----- GIVEN RECORDS

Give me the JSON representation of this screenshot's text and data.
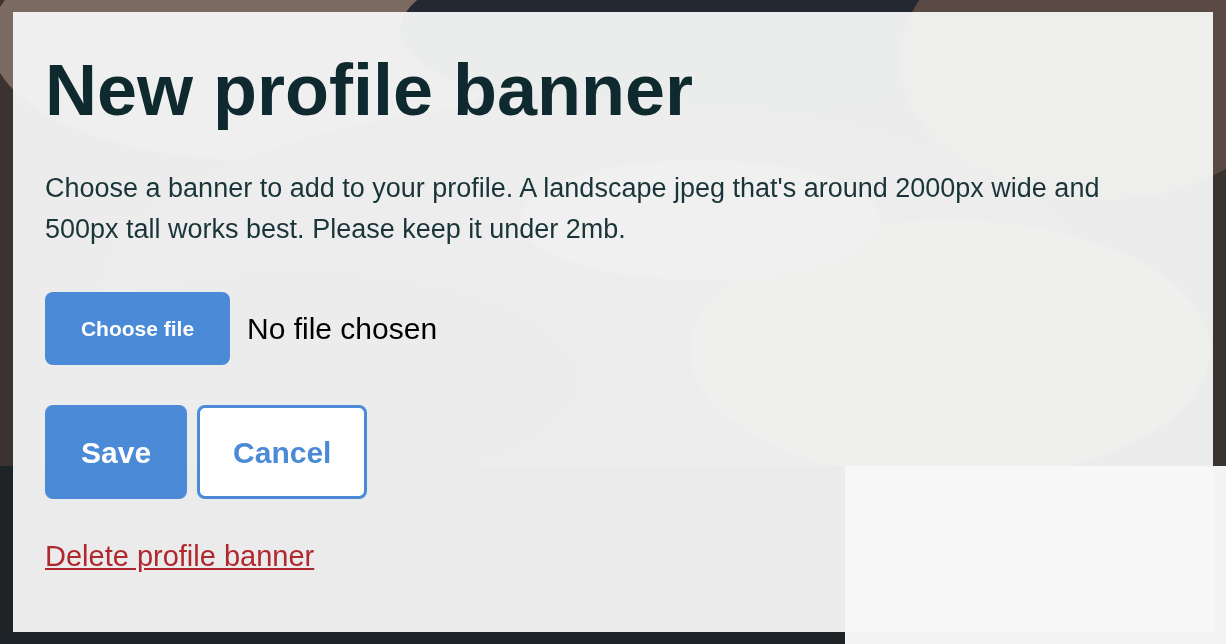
{
  "dialog": {
    "title": "New profile banner",
    "description": "Choose a banner to add to your profile. A landscape jpeg that's around 2000px wide and 500px tall works best. Please keep it under 2mb.",
    "file_input": {
      "button": "Choose file",
      "status": "No file chosen"
    },
    "buttons": [
      {
        "label": "Save",
        "kind": "primary"
      },
      {
        "label": "Cancel",
        "kind": "secondary"
      }
    ],
    "delete_link": "Delete profile banner"
  }
}
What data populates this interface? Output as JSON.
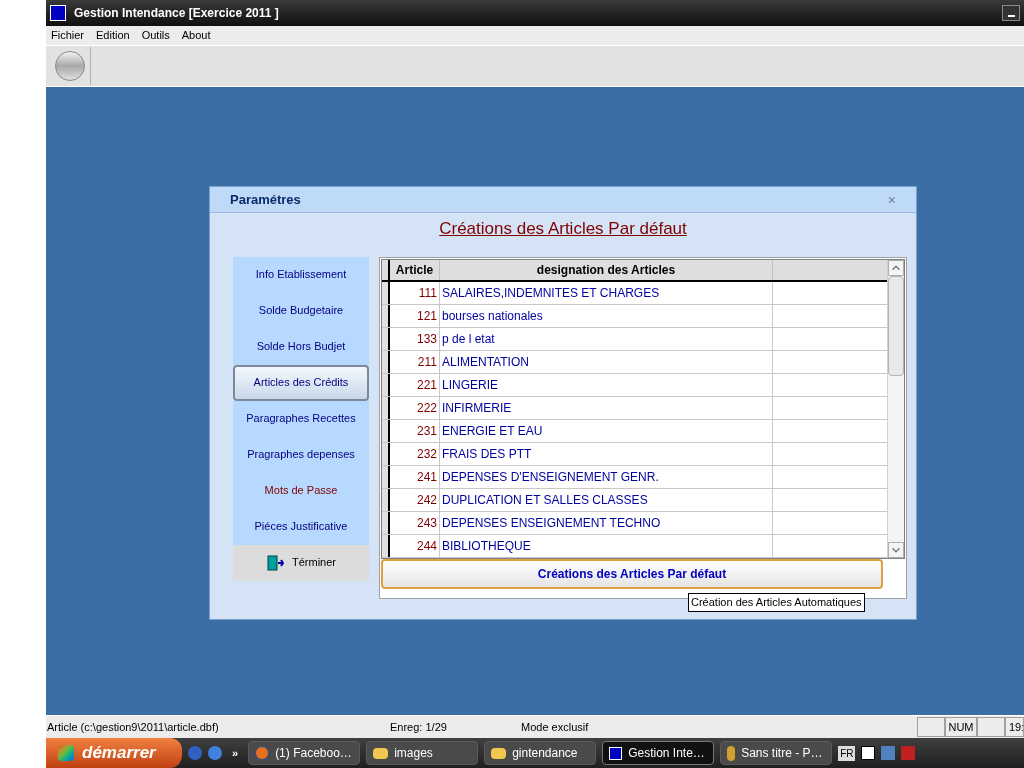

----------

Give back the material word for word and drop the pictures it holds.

Give me the JSON representation of this screenshot's text and data.
{
  "dialog": {
    "title": "New profile banner",
    "description": "Choose a banner to add to your profile. A landscape jpeg that's around 2000px wide and 500px tall works best. Please keep it under 2mb.",
    "file_input": {
      "button": "Choose file",
      "status": "No file chosen"
    },
    "buttons": [
      {
        "label": "Save",
        "kind": "primary"
      },
      {
        "label": "Cancel",
        "kind": "secondary"
      }
    ],
    "delete_link": "Delete profile banner"
  }
}
What data populates this interface? Output as JSON.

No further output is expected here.